Like Butch Berry, plenty of people are sad that kids “don’t know how to play in the woods anymore.” But Butch, who leads the restoration of Springfield Woods, is actually doing something about it. He’s pulling out poison ivy and cutting paths, and getting neighbors into the woods to experience nature and get invested.
Butch spent idyllic days of his 1960s childhood in Springfield woods, foraging for berries and playing cowboys and Indians. After college and a couple of decades away from Baltimore, he came back to his old neighborhood in 2001. In the meantime, the woods were being used as a dumping ground and had become impenetrable with overgrowth. To Butch, it seemed that everyone accepted that as just the way it was, and didn’t notice the woods anymore. He decided to change that on January 1, 2012.
Since then, with support from Baltimore Green Space’s Forest Stewardship Network, Butch has worked to save a lovely forest patch from invasive plants, and in the process turned it into a real-life laboratory for students at all levels.
In 2012, the invasive plants were “higher than any of us,” Butch recalls. He decided to start the clean-up at the stream – but first he had to find the stream. It was covered by vines and clogged with junk, and people thought it had dried up. Baltimore Green Space put Butch in touch with the Johns Hopkins President’s Day of Service, and volunteers from a sorority helped Butch pull old lumber, vacuum cleaners, and five bags of glass from the stream. Soon he could find the source: a spring whose water is clean enough that salamanders and turtles can live there. And the soil appears uncontaminated too. Research coordinated by Baltimore Green Space shows that the it includes a good layer of organic material, as in larger rural forests.
Initially the work of restoring the Springfield Woods focused on clearing out the junk, including dog cages that Butch suspects were used for raising pit bulls. As he got deeper into the process, Butch learned about natural spaces from Baltimore Green Space and partner organizations, including the Maryland Forestry Service, the University of Maryland Extension, the University of Baltimore, College Park, and the Maryland Natural History Society.
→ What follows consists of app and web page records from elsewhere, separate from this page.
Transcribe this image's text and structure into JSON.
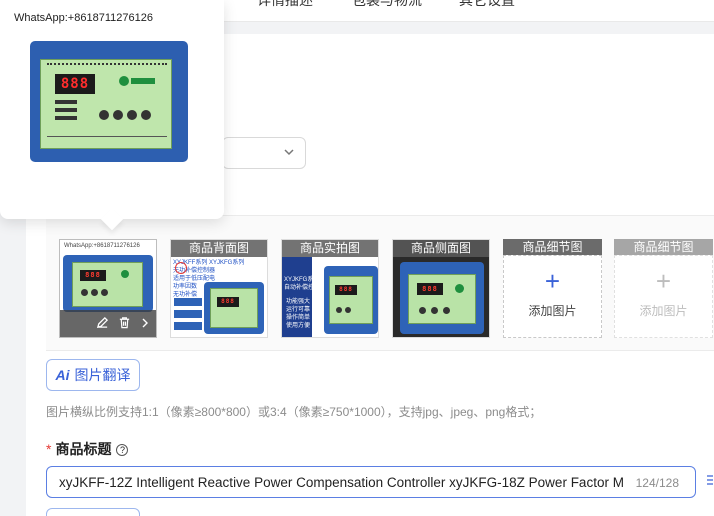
{
  "top_tabs": [
    "详情描述",
    "包装与物流",
    "其它设置"
  ],
  "popup": {
    "watermark": "WhatsApp:+8618711276126"
  },
  "images": {
    "slots": [
      {
        "caption": "",
        "watermark": "WhatsApp:+8618711276126",
        "active": true
      },
      {
        "caption": "商品背面图",
        "lines": [
          "XYJKFF系列  XYJKFG系列",
          "无功补偿控制器",
          "适用于低压配电",
          "功率因数",
          "无功补偿"
        ]
      },
      {
        "caption": "商品实拍图",
        "lines": [
          "XYJKFG系列",
          "自动补偿控制器",
          "功能强大",
          "运行可靠",
          "操作简单",
          "使用方便"
        ]
      },
      {
        "caption": "商品侧面图"
      },
      {
        "caption": "商品细节图",
        "add_label": "添加图片",
        "enabled": true
      },
      {
        "caption": "商品细节图",
        "add_label": "添加图片",
        "enabled": false
      }
    ]
  },
  "ai_translate": {
    "label": "图片翻译",
    "icon": "Ai"
  },
  "hint": "图片横纵比例支持1:1（像素≥800*800）或3:4（像素≥750*1000），支持jpg、jpeg、png格式；",
  "title_field": {
    "label": "商品标题",
    "value": "xyJKFF-12Z Intelligent Reactive Power Compensation Controller xyJKFG-18Z Power Factor M",
    "count": "124/128"
  },
  "colors": {
    "accent": "#3a62d8",
    "device_blue": "#2e63b7",
    "device_face": "#b9e3a7",
    "required": "#e53935"
  }
}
Now he has a plan. “We’re trying to save the good stuff, and take out all the invasives.”
People in the neighborhood have begun pitching in, and they don’t let contractors dump construction trash there anymore. Volunteers from local private schools come to help too. It’s very important for helpers to know which plants need to go and which should stay. Butch is philosophical about the delicate balance required to educate enthusiastic helpers without scaring them away.
To make the forest more welcoming Butch names parts of the woods, complete with wooden signs. Some examples: “Fox Den Way”, where there actually is a fox den. “Sunset View”, at the top of a westward-facing hill that was originally nothing but briars and now is a shady spot with cool cross breezes. “Gathering Place,” a clearing with wild flowers. The more he does, the more he thinks of to do – and a big focus is children. He wants to teach kids to love the forest, and he thinks about organizing a program of campfire stories held in the patch to show kids not to be afraid of natural places. He wants to build a fence at the edge of Sunset View to make it safe for young children so that public schools can bring kids for walks. He wants to label the trees. Butch notes that people are scared of wolves in the patch – but there are no wolves, just foxes, opossums, and raccoon.
Springfield Woods’ role as a real-life laboratory for teaching students at all levels is very important to Butch. From school kids to PhD candidates, all are learning about urban forests and native plants. While he plants pecan, persimmon, and elderberry trees for the wildlife, Butch thinks about planning foraging hikes to show his neighbors a natural world they haven’t noticed. It’s one more reason for them to love and protect a treasure right at their feet.
If you’d like to get involved at Springfield Woods – or join the Forest Stewardship Network to learn how to work in a forest patch in your neighborhood – send us e-mail or call 443-996-3811.